→ **Prompt**
Show every line of the data that contains the string "true".

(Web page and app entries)
::::
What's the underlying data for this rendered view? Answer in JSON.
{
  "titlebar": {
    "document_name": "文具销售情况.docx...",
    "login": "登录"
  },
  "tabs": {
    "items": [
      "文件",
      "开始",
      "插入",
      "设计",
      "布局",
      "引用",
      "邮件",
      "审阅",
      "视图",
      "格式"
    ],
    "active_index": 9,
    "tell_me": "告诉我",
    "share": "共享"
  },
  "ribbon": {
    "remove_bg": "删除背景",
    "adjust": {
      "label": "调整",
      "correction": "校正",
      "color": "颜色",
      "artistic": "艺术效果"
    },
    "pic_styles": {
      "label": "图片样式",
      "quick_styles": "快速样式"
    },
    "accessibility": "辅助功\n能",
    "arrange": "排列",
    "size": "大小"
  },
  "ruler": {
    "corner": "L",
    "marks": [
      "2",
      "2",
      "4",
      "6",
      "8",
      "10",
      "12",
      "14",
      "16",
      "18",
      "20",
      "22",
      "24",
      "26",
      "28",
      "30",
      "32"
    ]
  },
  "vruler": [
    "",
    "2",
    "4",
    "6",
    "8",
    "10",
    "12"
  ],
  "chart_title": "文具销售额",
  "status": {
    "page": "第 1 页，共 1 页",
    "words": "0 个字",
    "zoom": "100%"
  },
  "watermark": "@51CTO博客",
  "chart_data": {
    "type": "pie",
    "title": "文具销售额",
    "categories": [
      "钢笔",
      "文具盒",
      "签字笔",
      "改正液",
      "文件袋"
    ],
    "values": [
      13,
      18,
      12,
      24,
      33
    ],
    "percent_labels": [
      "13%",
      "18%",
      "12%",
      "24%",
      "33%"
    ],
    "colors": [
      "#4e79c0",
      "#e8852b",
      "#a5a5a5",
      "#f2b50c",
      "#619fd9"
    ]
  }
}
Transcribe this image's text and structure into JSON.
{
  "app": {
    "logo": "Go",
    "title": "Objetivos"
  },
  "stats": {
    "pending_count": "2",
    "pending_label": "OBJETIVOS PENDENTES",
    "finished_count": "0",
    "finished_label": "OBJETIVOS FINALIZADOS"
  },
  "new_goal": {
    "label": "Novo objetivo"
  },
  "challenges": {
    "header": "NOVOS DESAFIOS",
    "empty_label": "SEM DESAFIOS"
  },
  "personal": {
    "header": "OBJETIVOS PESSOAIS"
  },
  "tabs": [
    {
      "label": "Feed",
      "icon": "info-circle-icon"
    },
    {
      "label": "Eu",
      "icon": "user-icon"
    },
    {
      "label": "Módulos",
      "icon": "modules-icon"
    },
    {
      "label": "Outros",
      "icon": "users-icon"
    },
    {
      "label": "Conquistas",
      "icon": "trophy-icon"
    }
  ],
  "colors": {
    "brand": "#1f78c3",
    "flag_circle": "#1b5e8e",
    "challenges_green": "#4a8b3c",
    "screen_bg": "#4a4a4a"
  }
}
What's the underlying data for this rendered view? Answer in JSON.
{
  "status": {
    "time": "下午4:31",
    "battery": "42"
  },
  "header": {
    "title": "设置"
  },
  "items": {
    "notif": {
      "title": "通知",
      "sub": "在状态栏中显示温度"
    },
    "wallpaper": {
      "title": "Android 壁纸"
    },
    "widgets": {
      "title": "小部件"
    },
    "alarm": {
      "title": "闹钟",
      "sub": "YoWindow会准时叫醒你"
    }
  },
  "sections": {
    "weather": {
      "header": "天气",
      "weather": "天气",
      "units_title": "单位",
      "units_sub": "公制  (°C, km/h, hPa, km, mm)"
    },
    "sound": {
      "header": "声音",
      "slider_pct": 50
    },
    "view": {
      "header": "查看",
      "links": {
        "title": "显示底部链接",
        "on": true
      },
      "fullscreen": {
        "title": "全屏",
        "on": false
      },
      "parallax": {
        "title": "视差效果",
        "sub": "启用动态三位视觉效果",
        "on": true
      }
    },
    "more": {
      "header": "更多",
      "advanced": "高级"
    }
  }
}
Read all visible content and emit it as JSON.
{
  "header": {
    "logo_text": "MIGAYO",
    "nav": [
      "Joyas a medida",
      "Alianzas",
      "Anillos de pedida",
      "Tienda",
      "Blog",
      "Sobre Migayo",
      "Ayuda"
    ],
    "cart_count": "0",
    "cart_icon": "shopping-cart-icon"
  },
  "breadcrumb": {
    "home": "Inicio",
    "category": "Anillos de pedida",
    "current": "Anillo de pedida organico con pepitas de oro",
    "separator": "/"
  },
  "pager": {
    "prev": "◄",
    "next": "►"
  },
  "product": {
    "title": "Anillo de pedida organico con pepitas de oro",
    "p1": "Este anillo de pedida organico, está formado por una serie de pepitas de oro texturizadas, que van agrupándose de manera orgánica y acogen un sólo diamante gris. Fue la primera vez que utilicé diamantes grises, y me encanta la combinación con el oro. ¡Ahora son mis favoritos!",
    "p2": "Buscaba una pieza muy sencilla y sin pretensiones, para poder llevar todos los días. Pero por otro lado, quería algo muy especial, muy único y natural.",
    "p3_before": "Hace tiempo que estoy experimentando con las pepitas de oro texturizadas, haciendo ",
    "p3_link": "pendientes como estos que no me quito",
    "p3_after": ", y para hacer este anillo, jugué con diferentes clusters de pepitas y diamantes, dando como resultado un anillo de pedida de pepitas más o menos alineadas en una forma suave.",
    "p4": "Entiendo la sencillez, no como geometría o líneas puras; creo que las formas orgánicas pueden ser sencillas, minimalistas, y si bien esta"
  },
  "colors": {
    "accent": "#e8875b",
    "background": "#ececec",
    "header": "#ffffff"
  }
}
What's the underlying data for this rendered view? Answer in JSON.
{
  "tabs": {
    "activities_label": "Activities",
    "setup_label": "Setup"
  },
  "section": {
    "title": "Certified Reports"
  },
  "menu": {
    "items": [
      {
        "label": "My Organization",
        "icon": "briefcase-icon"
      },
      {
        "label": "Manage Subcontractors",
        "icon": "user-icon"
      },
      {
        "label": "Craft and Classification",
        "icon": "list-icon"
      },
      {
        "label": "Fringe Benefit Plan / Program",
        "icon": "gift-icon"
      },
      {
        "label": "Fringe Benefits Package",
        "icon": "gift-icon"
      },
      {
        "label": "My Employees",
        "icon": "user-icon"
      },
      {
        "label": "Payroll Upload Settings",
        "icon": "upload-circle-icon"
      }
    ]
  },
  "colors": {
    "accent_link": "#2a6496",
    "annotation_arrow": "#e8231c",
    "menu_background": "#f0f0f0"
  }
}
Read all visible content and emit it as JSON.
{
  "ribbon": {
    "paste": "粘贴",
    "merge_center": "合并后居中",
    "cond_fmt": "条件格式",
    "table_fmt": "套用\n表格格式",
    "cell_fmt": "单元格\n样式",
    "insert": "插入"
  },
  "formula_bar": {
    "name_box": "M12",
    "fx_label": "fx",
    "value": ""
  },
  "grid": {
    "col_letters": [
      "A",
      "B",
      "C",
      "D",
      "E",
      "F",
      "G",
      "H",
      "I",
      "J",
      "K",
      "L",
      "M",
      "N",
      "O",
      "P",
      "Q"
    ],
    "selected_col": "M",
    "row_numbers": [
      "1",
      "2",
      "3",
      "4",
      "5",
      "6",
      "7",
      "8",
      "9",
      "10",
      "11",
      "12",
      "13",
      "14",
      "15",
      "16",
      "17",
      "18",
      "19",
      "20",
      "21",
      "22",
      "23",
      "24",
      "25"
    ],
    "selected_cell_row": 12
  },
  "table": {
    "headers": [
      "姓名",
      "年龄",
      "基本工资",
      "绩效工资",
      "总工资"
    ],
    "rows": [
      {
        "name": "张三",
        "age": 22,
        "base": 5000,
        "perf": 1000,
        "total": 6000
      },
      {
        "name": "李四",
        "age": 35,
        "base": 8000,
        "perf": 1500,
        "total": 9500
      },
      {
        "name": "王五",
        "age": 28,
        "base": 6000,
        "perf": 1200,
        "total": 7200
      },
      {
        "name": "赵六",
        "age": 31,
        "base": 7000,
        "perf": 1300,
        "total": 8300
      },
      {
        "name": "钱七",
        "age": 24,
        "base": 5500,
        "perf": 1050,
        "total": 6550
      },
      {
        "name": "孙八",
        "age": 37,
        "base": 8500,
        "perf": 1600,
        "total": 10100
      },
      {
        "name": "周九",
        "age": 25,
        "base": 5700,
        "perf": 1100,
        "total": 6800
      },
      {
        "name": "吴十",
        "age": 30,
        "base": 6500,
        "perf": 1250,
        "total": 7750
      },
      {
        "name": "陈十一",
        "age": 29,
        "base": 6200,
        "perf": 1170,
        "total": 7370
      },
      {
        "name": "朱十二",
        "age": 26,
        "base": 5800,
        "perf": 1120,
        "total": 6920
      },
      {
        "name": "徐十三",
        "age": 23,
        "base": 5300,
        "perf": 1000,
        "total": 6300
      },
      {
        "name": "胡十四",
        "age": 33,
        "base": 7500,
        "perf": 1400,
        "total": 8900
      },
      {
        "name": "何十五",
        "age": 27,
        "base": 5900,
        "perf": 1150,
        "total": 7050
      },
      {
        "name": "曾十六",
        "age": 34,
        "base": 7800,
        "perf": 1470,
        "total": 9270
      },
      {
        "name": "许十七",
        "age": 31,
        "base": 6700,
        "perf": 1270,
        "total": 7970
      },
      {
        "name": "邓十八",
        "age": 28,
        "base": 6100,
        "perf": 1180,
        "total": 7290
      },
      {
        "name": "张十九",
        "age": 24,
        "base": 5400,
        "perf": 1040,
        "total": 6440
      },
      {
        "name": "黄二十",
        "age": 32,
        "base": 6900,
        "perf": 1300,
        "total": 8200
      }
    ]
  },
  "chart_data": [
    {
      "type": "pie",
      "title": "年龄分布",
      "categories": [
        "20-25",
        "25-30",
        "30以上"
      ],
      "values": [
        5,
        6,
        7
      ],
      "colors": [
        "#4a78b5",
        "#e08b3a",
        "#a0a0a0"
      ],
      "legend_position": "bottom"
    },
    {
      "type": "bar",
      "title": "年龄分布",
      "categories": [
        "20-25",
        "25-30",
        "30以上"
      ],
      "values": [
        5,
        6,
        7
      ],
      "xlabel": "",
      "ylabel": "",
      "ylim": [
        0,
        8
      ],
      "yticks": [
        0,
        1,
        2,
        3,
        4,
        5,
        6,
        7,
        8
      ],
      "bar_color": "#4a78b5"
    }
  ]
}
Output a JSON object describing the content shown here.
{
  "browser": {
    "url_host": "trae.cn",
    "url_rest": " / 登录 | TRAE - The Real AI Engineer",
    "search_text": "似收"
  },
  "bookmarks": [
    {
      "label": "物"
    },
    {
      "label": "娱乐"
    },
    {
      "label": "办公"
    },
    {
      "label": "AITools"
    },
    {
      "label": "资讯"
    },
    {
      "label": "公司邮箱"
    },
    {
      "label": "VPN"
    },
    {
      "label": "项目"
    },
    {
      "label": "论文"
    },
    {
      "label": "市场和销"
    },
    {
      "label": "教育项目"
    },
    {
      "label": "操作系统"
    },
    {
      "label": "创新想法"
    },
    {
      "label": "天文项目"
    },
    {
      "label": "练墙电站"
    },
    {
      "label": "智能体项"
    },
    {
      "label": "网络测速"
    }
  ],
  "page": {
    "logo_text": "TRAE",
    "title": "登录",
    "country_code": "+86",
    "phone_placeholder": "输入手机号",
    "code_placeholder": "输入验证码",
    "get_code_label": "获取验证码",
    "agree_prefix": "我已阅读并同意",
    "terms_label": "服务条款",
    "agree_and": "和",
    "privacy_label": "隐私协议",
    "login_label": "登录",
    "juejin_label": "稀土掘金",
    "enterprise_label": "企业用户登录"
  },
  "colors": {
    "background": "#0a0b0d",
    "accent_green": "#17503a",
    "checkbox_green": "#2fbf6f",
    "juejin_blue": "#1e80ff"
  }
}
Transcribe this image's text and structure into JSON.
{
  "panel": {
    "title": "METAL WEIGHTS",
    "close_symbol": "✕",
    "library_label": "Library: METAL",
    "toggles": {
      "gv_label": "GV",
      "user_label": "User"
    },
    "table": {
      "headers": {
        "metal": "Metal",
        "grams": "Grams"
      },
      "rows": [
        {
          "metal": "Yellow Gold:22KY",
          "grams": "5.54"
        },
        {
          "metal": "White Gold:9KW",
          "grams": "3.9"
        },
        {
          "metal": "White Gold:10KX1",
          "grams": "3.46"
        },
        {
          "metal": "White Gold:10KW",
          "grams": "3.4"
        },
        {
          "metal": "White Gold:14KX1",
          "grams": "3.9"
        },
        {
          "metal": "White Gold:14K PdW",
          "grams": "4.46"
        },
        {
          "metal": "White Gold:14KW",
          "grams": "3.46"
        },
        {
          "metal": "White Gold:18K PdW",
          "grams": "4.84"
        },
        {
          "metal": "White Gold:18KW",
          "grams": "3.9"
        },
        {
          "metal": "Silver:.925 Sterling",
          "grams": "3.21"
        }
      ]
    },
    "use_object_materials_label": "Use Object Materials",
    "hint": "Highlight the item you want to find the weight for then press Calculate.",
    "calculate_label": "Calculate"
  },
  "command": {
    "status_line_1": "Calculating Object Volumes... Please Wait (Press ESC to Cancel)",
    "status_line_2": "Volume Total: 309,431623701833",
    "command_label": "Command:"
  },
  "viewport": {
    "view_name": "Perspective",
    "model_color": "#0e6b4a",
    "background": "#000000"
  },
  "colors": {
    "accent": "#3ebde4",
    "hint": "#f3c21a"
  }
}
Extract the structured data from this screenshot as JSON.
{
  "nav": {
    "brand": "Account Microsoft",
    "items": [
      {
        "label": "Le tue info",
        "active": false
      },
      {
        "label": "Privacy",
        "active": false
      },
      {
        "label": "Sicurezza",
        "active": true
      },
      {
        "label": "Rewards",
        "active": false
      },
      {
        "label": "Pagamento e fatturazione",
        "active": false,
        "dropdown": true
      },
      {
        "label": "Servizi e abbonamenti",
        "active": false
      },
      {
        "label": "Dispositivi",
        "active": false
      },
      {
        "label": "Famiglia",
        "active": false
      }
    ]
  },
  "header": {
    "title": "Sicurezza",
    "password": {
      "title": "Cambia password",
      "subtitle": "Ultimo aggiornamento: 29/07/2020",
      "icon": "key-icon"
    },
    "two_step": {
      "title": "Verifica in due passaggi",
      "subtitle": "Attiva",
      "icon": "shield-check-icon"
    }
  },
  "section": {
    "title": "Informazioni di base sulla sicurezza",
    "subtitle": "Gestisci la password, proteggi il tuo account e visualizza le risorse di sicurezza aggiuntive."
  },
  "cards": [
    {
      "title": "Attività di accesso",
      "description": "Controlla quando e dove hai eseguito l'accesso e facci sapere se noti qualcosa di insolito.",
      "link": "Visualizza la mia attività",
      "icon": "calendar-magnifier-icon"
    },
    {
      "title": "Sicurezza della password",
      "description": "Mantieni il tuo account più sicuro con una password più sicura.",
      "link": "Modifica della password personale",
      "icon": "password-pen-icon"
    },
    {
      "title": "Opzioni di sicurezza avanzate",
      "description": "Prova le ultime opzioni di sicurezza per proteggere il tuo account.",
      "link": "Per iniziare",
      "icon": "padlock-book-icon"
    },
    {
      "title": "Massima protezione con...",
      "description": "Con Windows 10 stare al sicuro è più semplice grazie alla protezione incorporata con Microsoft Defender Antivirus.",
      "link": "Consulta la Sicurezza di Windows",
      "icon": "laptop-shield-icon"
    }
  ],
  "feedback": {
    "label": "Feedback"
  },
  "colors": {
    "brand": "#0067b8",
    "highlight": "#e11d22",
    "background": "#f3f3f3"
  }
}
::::
→ **Answer**
        "on": true
        "on": true
        "active": true
        "dropdown": true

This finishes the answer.